_What you should do:_ Return only how many lines in the data include the string "photo".

• • • • •

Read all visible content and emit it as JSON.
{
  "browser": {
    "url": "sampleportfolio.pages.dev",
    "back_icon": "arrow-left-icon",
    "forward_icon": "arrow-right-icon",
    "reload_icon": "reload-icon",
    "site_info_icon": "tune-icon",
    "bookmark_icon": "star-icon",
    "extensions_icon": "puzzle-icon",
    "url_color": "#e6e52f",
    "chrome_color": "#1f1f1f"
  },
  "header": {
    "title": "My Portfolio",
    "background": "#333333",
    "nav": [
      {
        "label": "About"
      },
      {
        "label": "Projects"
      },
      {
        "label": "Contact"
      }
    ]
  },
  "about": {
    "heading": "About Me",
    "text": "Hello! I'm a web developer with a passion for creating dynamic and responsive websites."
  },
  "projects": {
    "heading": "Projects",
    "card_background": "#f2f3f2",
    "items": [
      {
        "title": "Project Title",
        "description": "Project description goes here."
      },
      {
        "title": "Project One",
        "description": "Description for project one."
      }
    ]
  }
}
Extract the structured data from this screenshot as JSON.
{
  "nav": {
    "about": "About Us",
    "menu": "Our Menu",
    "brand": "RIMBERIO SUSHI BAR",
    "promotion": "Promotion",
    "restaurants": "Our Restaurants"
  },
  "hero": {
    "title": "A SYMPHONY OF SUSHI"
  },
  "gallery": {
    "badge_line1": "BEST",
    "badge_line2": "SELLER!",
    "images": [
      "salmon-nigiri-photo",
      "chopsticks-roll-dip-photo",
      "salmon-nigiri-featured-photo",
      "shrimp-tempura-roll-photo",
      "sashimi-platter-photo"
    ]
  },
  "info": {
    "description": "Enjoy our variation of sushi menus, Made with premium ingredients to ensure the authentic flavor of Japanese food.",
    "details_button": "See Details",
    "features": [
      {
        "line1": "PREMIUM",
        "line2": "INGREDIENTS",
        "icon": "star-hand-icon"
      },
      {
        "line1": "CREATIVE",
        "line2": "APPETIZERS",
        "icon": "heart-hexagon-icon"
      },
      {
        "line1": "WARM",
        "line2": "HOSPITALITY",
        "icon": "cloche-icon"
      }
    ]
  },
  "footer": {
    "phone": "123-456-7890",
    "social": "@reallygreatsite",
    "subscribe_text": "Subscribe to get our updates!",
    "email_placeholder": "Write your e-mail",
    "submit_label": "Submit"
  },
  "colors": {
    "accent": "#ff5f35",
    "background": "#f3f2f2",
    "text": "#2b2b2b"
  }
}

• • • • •

_Result of the exercise:_ 5